"Can children become caring members of a school community without attention to the social and emotional dimensions of their lives? Again, the answer seems obvious. Caring is central to the shaping of relationships that are meaningful, supportive, rewarding, and productive. Caring happens when children sense that the adults in their lives think they are important and when they understand that they will be accepted and respected, regardless of any particular talents they have. Caring is a product of a community that deems all of its members to be important, believes everyone has something to contribute, and acknowledges that everyone counts."

"If the goal of helping children become knowledgeable, responsible, and caring is a central element of social and emotional development and schooling, then institutions other than schools should be interested in fostering these qualities as well. Ironically, social and emotional skills, attitudes, and values have been embraced most enthusiastically in the boardrooms of corporate America. Moreover, businesses of all sizes have come to realize that productivity depends on a work force that is socially and emotionally competent. Workers who are capable of managing their social and emotional interactions with colleagues and customers, as well as their own emotional health, are more effective at improving the bottom line and at making workplaces more efficient. In light of new knowledge about social and emotional development, captains of industry and the moms and pops of neighborhood businesses are rushing to update their techniques for selecting and training workers, organizing the work environment, and developing managers and leaders. They understand that social and emotional competence may be more important than all of the institutions attended, degrees earned, test scores obtained, and even technical knowledge gained. More focus is being placed on problem solving, reflection, perceptive thinking, self-direction, and motivation for lifelong learning—characteristics that are useful no matter what the job (Adams and Hamm 1994)."

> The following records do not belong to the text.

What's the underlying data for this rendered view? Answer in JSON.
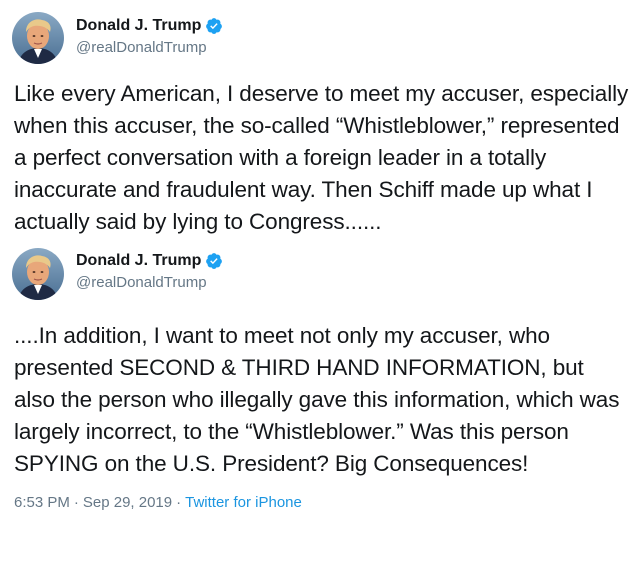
{
  "tweets": [
    {
      "author": {
        "name": "Donald J. Trump",
        "handle": "@realDonaldTrump",
        "verified": true
      },
      "text": "Like every American, I deserve to meet my accuser, especially when this accuser, the so-called “Whistleblower,” represented a perfect conversation with a foreign leader in a totally inaccurate and fraudulent way. Then Schiff made up what I actually said by lying to Congress......"
    },
    {
      "author": {
        "name": "Donald J. Trump",
        "handle": "@realDonaldTrump",
        "verified": true
      },
      "text": "....In addition, I want to meet not only my accuser, who presented SECOND & THIRD HAND INFORMATION, but also the person who illegally gave this information, which was largely incorrect, to the “Whistleblower.” Was this person SPYING on the U.S. President? Big Consequences!"
    }
  ],
  "meta": {
    "time": "6:53 PM",
    "separator": "·",
    "date": "Sep 29, 2019",
    "source": "Twitter for iPhone"
  },
  "colors": {
    "verified": "#1da1f2",
    "secondary_text": "#657786",
    "link": "#1b95e0"
  },
  "icons": {
    "verified": "verified-badge-icon",
    "avatar": "profile-photo"
  }
}
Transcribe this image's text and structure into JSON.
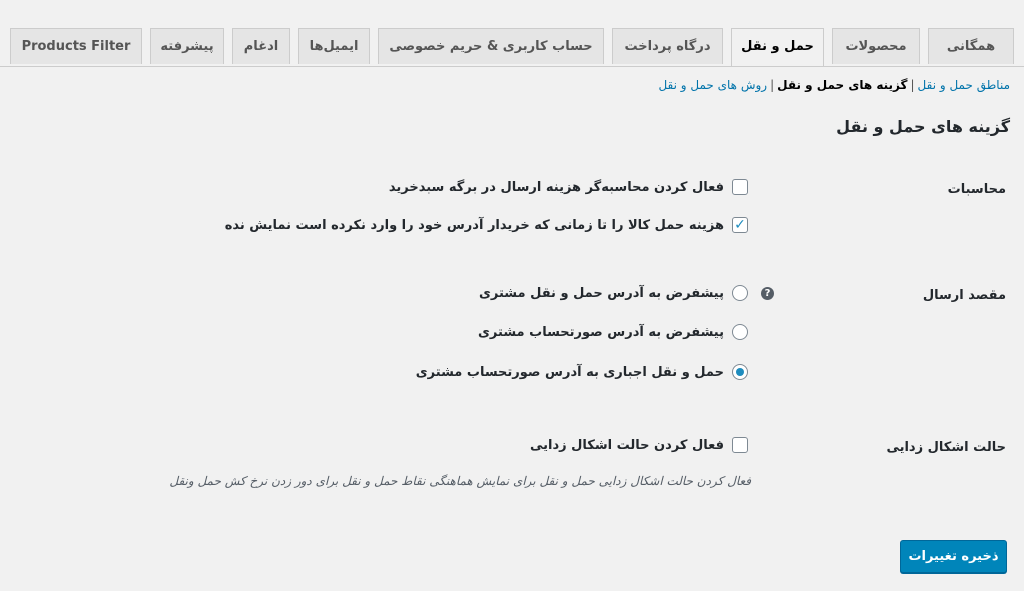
{
  "tabs": [
    {
      "label": "همگانی"
    },
    {
      "label": "محصولات"
    },
    {
      "label": "حمل و نقل",
      "active": true
    },
    {
      "label": "درگاه پرداخت"
    },
    {
      "label": "حساب کاربری & حریم خصوصی"
    },
    {
      "label": "ایمیل‌ها"
    },
    {
      "label": "ادغام"
    },
    {
      "label": "پیشرفته"
    },
    {
      "label": "Products Filter"
    }
  ],
  "subnav": [
    {
      "label": "مناطق حمل و نقل"
    },
    {
      "label": "گزینه های حمل و نقل",
      "current": true
    },
    {
      "label": "روش های حمل و نقل"
    }
  ],
  "subnav_separator": "|",
  "page_title": "گزینه های حمل و نقل",
  "calculations": {
    "label": "محاسبات",
    "options": [
      {
        "label": "فعال کردن محاسبه‌گر هزینه ارسال در برگه سبدخرید",
        "checked": false
      },
      {
        "label": "هزینه حمل کالا را تا زمانی که خریدار آدرس خود را وارد نکرده است نمایش نده",
        "checked": true
      }
    ]
  },
  "destination": {
    "label": "مقصد ارسال",
    "help_icon": "question-circle-icon",
    "options": [
      {
        "label": "پیشفرض به آدرس حمل و نقل مشتری",
        "selected": false
      },
      {
        "label": "پیشفرض به آدرس صورتحساب مشتری",
        "selected": false
      },
      {
        "label": "حمل و نقل اجباری به آدرس صورتحساب مشتری",
        "selected": true
      }
    ]
  },
  "debug": {
    "label": "حالت اشکال زدایی",
    "option": {
      "label": "فعال کردن حالت اشکال زدایی",
      "checked": false
    },
    "description": "فعال کردن حالت اشکال زدایی حمل و نقل برای نمایش هماهنگی نقاط حمل و نقل برای دور زدن نرخ کش حمل ونقل"
  },
  "save_button": "ذخیره تغییرات",
  "colors": {
    "accent": "#0085ba",
    "link": "#0073aa",
    "check": "#1e8cbe",
    "background": "#f1f1f1"
  }
}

"In today's world, and in what we can foresee as we enter the 21st century, nothing could be further from the truth. Reflect for a moment on how the world has changed in just the past five decades. Today, most children grow up in urban and suburban settings in a high-tech, multimedia world that provides constant stimulation, and sends largely unregulated messages about material goods and experiences that few youngsters experience directly or within their families. Many share a classroom with students of diverse cultures and perspectives and various abilities and disabilities.

In this world, millions of good and decent children find that school is but one institution among many influences in their lives. It competes with peer groups, social service institutions, the media, the culture of competition, the pressure to conform, the need to be different, the tug of religious ties, the lure of risk, the fear of loneliness, and the complexities of family relationships in an age on the move. Youth who grow up in this world are all of our children. They come from every ethnic, economic, social, and geographic corner. Their teachers are accustomed to watching them struggle with the pressures and challenges of growing up. Learning at school is but a fragment of these challenges. For this learning to take place effectively, so that classroom lessons become life lessons, students need significant adults and peers in their lives to work with them as part of a community of learners. Only in such supportive contexts can they begin to piece together answers to the sometimes overwhelming social and emotional dilemmas they face."

"Whole school, whole community, whole child" is the way forward. Every day we have the opportunity to make the necessary institutional and systemic changes to ensure kids are best prepared to navigate through their lives productively and in good health.

  • By JT Cummings
  • November 18, 2015, 5:00 pm